More Information on Tailed Radio Galaxies (Part 2)
This is the second half of a detailed description of tailed radio galaxies from RGZ science team member Heinz Andernach. If you haven’t yet read the first part, it’s here: please feel free to leave any questions in the comments section.
Apart from distance or angular resolution, another reason for causing a NAT may be projection of the inner jets along the line of sight, as seems to be the case for NGC 7385 (PKS 2247+11). In the low-resolution image above, the inner jets are not resolved, but the corresponding far outer tails start to separate widely about half-way down their length. At much higher resolution:
the two opposite jets can be clearly seen to emanate from the very core, the central point-like source in this contour plot. However, the jet heading north-east (upper left) has been bent and diluted by almost 180° such that it runs behind the other jet for about 200 kpc (about 650,000 light-years) before the two jets separate and can be distinguished again in the lower-resolution image. The combination of these images is also a good example showing that different interferometers (large and small) are needed to show all features of a complex radio source.
However, not all apparently tailed radio sources would show their double jets near the core at high resolution. One curious example is IC 310, among the first “head-tails” to be discovered, has stubbornly resisted to show double jets, and is now accepted as a genuinely one-sided jet of the type that BL Lac objects, implying that its jet points fairly close to our line of sight.
An atlas of the radio morphologies in general of the strongest sources in the sky can be found here. Several NATs and WATs can be distinguished on the collection of icons. However, this atlas only comprises the 85 strongest sources in the sky. The enormous variety of bent radio galaxies present in the FIRST radio survey was explored with automated algorithms by Proctor in 2011, who tabulated almost 94,000 groups of FIRST sources attaching to them a probability of being genuine radio galaxies of various morphological types. The large variety of bent sources can be seen e.g. in her Figures 4, 7 and 8. However, this author made no attempt to find the host galaxies of these sources. Users of Radio Galaxy Zoo will eventually come across all these sources and tell us what the most likely host galaxy is.
Distant clusters of galaxies, important for cosmological studies, tend to get “drowned” in a large number of foreground galaxies present in their directions, so they are difficult to be distinguished on optical images. One way to find such clusters is by means of their X-ray emission, but since X-rays can only be detected from Earth-orbiting telescopes like ROSAT, ASCA, XMM-Newton, Chandra and Suzaku (to name only a few), this is a rather expensive way of detecting them.
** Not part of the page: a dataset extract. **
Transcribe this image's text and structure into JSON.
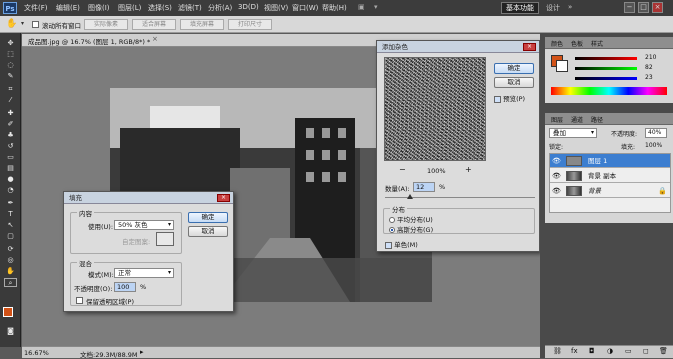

A “cheaper” way of looking for distant clusters is to use NATS and WATs as “beacons”. In fact, authors like Blanton et al. (2001) have followed up the regions of tailed radio sources and see the variety of morphologies:
Note that several of these WATs appear like twin NATs, but actually they are a single WAT, being “radio quiet” at the location of their host galaxies (not shown in the image above), but their jets “flare up” in two “hot spots” on opposite sides of the galaxy where they suddenly bend. The authors confirmed the existence of distant clusters around many of them. So, whenever RGZ users identify such tailed radio galaxies, we know that with a high probability we are looking in the direction of a cluster of galaxies.
An excellent introduction (even though 34 years old!) to radio galaxy morphologies and physics is the article by Miley 1980 (or from this alternate site). This author already put together a few well-known radio sources into what he called a “bending sequence”: